This rapid diagnosis and treatment of patients with chest pain due to heart disease is one of the reasons AAMC is one of only nine hospitals in the state to receive Chest Pain Center Accreditation with percutaneous coronary intervention (PCI). The accreditation is awarded by the Society of Cardiovascular Patient Care (SCPC), an international not-for-profit organization that focuses on improving cardiovascular care.
“It validates the standard of care and one additional assurance that we provide a standard very few hospitals are able to deliver,” says Julia Blackburn, AAMC’s director of interventional radiology and cardiac catherization lab. “This is not just a one-time certification. It’s a continuing process of improvement to raise the standards of cardiac care for our patients.”
This is the gold standard for chest pain accreditation. It demonstrates that AAMC is providing nationally recognized standards for quality patient care, which includes having dedicated interventional cardiologists, nurses and technologists trained in rapid response and treatment of heart attacks to reduce heart muscle damage. The hospital began performing emergency cardiac catherizations for acute heart attacks in 2002.
“An accredited chest pain center is known for providing better care, better diagnosis, faster treatment and decreased length of stay in a hospital. Part of the reason for this is the close collaboration with the local emergency medical system to provide advanced care from the time they pick up the patient until they enter the cath lab,” adds Ms. Blackburn.
The accreditation is a rigorous three-year process that examines the hospital’s policies, processes and performance measures in diagnosing and treating patients with acute coronary syndrome. Part of the requirement is to support community outreach programs that educate the public to immediately seek medical care if they have symptoms of a heart attack.
According to the SCPC, heart attacks are the leading cause of death in the United States, with 600,000 dying annually of heart disease. More than five million Americans visit hospitals each year with chest pain.

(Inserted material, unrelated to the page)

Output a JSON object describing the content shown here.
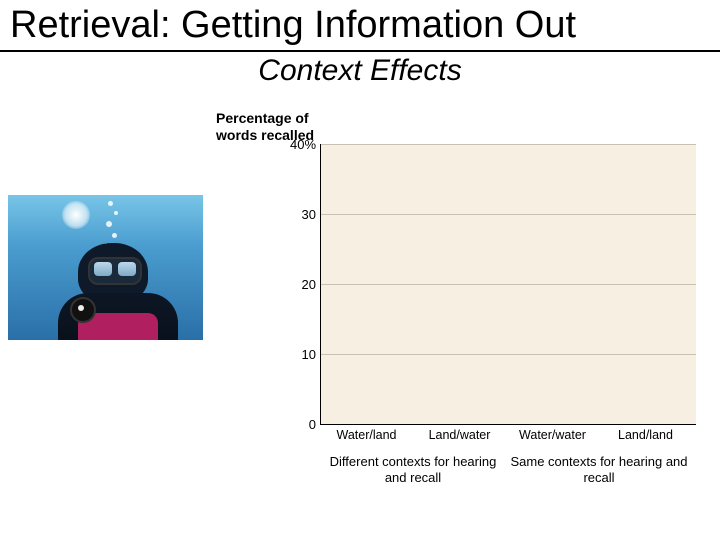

The goal of the SCPCis to significantly reduce the mortality rate of these patients by teaching the public to recognize and react to the early symptoms of a possible heart attack, reduce the time that it takes to receive treatment, and increase the accuracy and effectiveness of treatment.